Course Crafters

Designing Effective Instructional Materials for ELLs

In August 2014, the Council of Great City Schools published their Framework for Raising Expectations and Instructional Rigor for English Language Learners, which I and Course Crafters use as a guidepost for designing curricula and instructional materials for ELLs and their teachers.

The Council of Great City Schools has a huge stake in the academic success of ELLs: their 67 school districts collectively enroll over 1.2 million of the country’s ELLs, or 26% of the nation’s total. After NCLB, and now reiterated in ESSA, all ELLs, K-12, are held to the same rigorous academic, college- and career-ready standards as their English-proficient peers. Helping school districts meet this goal requires those of us who design curricula and instructional materials for ELLs and professional development for teachers of ELLs—language educators and, increasingly, mainstream classroom teachers—to reexamine the way we are looking at developing ELLs’ academic language proficiency.

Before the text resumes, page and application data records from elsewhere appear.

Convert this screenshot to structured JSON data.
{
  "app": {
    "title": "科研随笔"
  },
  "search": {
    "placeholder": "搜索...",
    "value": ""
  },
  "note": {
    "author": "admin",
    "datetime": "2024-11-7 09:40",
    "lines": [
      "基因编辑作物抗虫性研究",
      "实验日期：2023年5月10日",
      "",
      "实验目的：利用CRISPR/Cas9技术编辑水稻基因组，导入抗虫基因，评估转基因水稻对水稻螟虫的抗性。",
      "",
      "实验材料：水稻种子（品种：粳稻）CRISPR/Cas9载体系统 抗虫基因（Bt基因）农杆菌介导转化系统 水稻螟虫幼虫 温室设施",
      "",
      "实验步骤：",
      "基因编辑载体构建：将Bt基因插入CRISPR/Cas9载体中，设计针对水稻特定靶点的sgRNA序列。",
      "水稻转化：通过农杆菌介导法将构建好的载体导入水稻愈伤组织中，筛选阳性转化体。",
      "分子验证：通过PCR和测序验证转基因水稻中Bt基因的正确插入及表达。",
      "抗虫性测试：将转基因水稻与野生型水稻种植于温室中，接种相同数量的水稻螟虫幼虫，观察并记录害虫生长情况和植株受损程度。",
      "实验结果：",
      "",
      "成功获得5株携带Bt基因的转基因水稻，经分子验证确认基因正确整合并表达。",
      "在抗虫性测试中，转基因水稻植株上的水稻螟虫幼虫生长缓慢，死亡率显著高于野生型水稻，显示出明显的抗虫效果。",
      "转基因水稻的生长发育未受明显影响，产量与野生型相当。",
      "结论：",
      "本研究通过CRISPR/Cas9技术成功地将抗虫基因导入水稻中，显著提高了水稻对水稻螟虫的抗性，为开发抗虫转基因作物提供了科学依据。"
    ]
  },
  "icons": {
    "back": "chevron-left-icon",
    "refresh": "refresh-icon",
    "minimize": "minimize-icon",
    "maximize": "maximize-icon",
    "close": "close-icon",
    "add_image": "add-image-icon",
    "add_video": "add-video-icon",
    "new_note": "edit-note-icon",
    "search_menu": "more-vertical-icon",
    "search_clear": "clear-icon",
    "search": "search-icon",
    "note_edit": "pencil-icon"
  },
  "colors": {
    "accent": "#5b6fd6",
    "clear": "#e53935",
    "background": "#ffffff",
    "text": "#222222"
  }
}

We’re not there yet, but we’ll get there if we examine and pay heed to the suggestions in the CGCS Framework.

In the Preface to the Framework, the CGCS states that in conducting their work, they found that many urban school districts reported “significant difficulty finding high-quality, rigorous, grade-level instructional materials that are written for ELLs at varying levels of English proficiency.”

The document lays out what they call “Re-Envisioning English Language Development,” or “ELD 2.0). ELD 2.0 is responding to the reality that districts face:

  1. Ensuring that ELLs across all levels of English language proficiency “can access and fully engage” with the rigorous grade-level ELA and math standards, the Next Gen Science Standards, and the College and Career Ready Standards. This means developing ELLs’ academic skills and discipline-specific content knowledge.
  2. Ensuring that ELLs are developing their English and “closing the academic achievement gap.” This means developing ELLs’ academic language proficiency.

New language development standards, such as WIDA <https://www.wida.us/standards/eld.aspx> and the California ELD standards < http://www.cde.ca.gov/sp/el/er/eldstandards.asp#Standards>, anchor the language demands for ELLs—listening, speaking, reading, writing—to the rigorous academic requirements that all ELL students must meet. The language learning experience that ELLs must have, therefore, must be “grounded in a theory of action that affirms that English language learners are capable of engaging in complex thinking, reading, comprehension of complex texts, and writing about complex material.” Affirming this as educators is critical.

The essential components for effective instruction and materials for ELLs are provided in the CGCS document. They include guidelines and checklists for schools for program model and delivery options, effective instructional practice, and—of great interest to me—for evaluating instructional materials for ELLs. The non-negotiable criteria they cite for evaluating materials for ELLs have become a benchmark for us at Course Crafters as we develop new materials:

  • For ELLs, non-negotiable criteria revolve around maintaining grade-level rigor, building knowledge while acquiring and building academic language (in English and/or other languages), and cultural relevance.
  • The ELL-specific non-negotiable criteria seek to identify materials that

– Provide ELLs with the necessary rigor in language development

– Provide ELLs with full access to grade-level instructional content

– Integrate scaffolding for ELLs without compromising rigor or content

– Provide ELLs access to text that increases in complexity, with intentional connections 
between ESL and ELA instruction, all anchored in the CCSS.

Those of us who have worked with English learners for decades know that ELLs are a diverse group of learners, who come to school with a range of language and cultural backgrounds, educational experiences, and levels of English language proficiency and literacy skills. We also know that districts nationwide offer a range of program models and instructional practices, and that many are challenged by their fast-growing ELL student populations. But we also know that ELLs bring many assets to the classroom, starting with their home language; in fact, changing our mindset by referring to ELLs as “emergent bilinguals” is an important first step in this asset-based thinking. (I’ll speak more of this in blogs to come.)

We also know without question that ELLs, like their non-ELL peers, if provided with effective instruction and support, will excel.

Lise Ragan